Monday, September 16, 2019

Case of the Week 560

This week's case is a composite photo I created for my 2019 calendar for the month of September. The accompanying questions are:

  1. What is the parasite shown? (measure ~60 micrometers long)
  2. Why is this a suitable parasite for September?
  3. What is the significance of the other objects in the picture? 

Monday, September 9, 2019

Case of the Week 559

We're one week late due to my crazy travel schedule, but without further delay, here is our monthly case by Idzi Potters and the Institute of Tropical Medicine, Antwerp. It's short and sweet: The following was found in a stool specimen from a 3 year old child with diarrhea. It measures approximately 80 micrometers in diameter.

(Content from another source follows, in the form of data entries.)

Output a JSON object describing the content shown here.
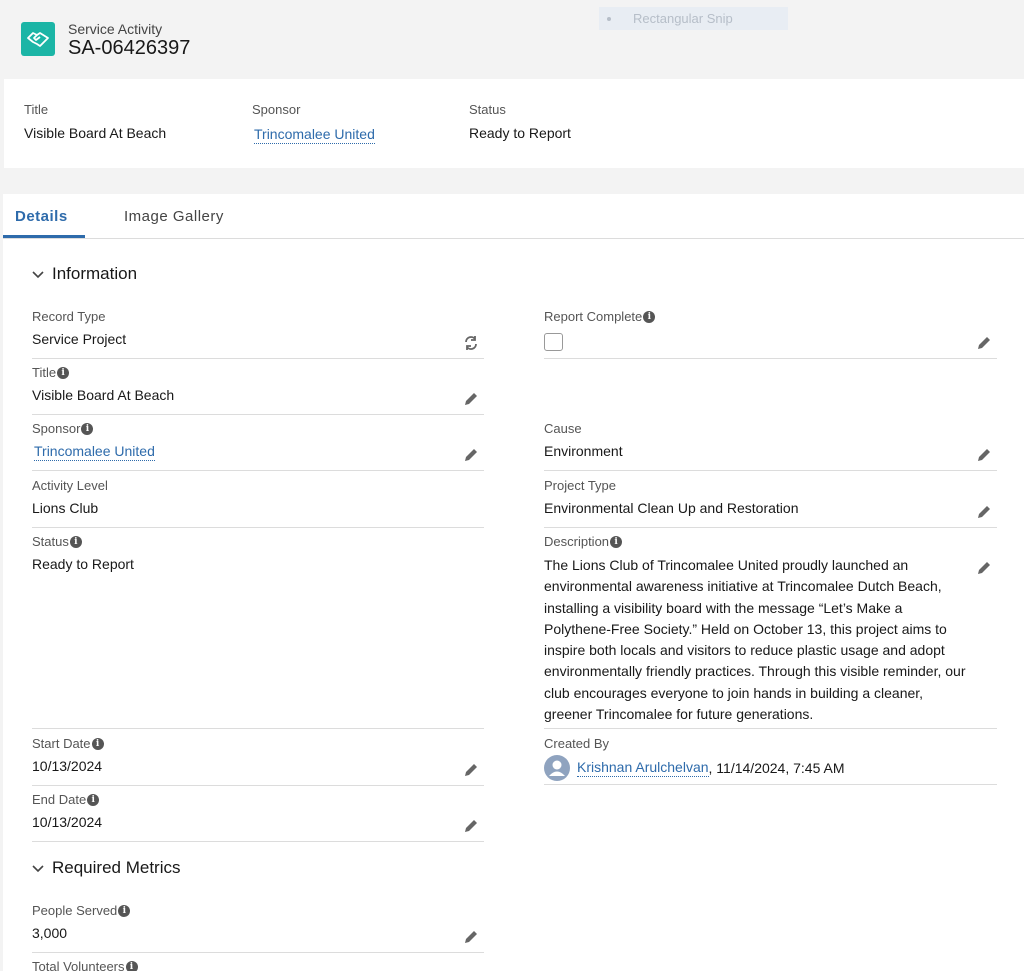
{
  "header": {
    "object_label": "Service Activity",
    "record_name": "SA-06426397",
    "overlay_text": "Rectangular Snip"
  },
  "highlights": [
    {
      "label": "Title",
      "value": "Visible Board At Beach"
    },
    {
      "label": "Sponsor",
      "value": "Trincomalee United"
    },
    {
      "label": "Status",
      "value": "Ready to Report"
    }
  ],
  "tabs": [
    {
      "label": "Details",
      "active": true
    },
    {
      "label": "Image Gallery",
      "active": false
    }
  ],
  "sections": {
    "information": "Information",
    "metrics": "Required Metrics"
  },
  "fields": {
    "record_type": {
      "label": "Record Type",
      "value": "Service Project"
    },
    "report_complete": {
      "label": "Report Complete",
      "checked": false
    },
    "title": {
      "label": "Title",
      "value": "Visible Board At Beach"
    },
    "sponsor": {
      "label": "Sponsor",
      "value": "Trincomalee United"
    },
    "cause": {
      "label": "Cause",
      "value": "Environment"
    },
    "activity_level": {
      "label": "Activity Level",
      "value": "Lions Club"
    },
    "project_type": {
      "label": "Project Type",
      "value": "Environmental Clean Up and Restoration"
    },
    "status": {
      "label": "Status",
      "value": "Ready to Report"
    },
    "description": {
      "label": "Description",
      "value": "The Lions Club of Trincomalee United proudly launched an environmental awareness initiative at Trincomalee Dutch Beach, installing a visibility board with the message “Let’s Make a Polythene-Free Society.” Held on October 13, this project aims to inspire both locals and visitors to reduce plastic usage and adopt environmentally friendly practices. Through this visible reminder, our club encourages everyone to join hands in building a cleaner, greener Trincomalee for future generations."
    },
    "start_date": {
      "label": "Start Date",
      "value": "10/13/2024"
    },
    "created_by": {
      "label": "Created By",
      "user": "Krishnan Arulchelvan",
      "datetime": ", 11/14/2024, 7:45 AM"
    },
    "end_date": {
      "label": "End Date",
      "value": "10/13/2024"
    },
    "people_served": {
      "label": "People Served",
      "value": "3,000"
    },
    "total_volunteers": {
      "label": "Total Volunteers"
    }
  },
  "colors": {
    "accent": "#2e6bab",
    "app_icon": "#1bb5a6"
  },
  "icons": {
    "app": "handshake-icon",
    "edit": "pencil-icon",
    "change_type": "change-record-type-icon",
    "info": "info-icon",
    "chevron": "chevron-down-icon"
  }
}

Identification?

Sunday, September 8, 2019

Answer to Case 559

Answer to Parasite Case of the Week 559: Hymenolepis diminuta
This was another great case by Idzi Potters. This egg had all of the characteristic features of H. diminuta: large size (80 microns), and lack of polar filaments between the striated outer membrane and the smooth inner membrane.You can also nicely see some of the hooks of the internal 6-hooked oncosphere:
Here is a side-by-side comparison of H. diminuta eggs, and the eggs of the related cestode, Hymenolepis nana. You can see that they are very similar appearing, but H. nana eggs are smaller and have polar filaments that originate from the inner membrane and extend out into the space between membranes (arrows in image below).
Some pondered why the parasite featured this week was named "diminuta" since its eggs are bigger than those of H. nana. Blaine helped us with that answer to this: "H. diminuta was described earlier (1819) then H. nana (1851). So, at the time of its description, H. diminuta may have been the smallest tapeworm known from humans. "Nana" comes from the Latin 'nanus' meaning dwarf or small." Isn't etymology fun?

A fun saying for today: People who confuse etymology and entomology bug me in a way I can't put into words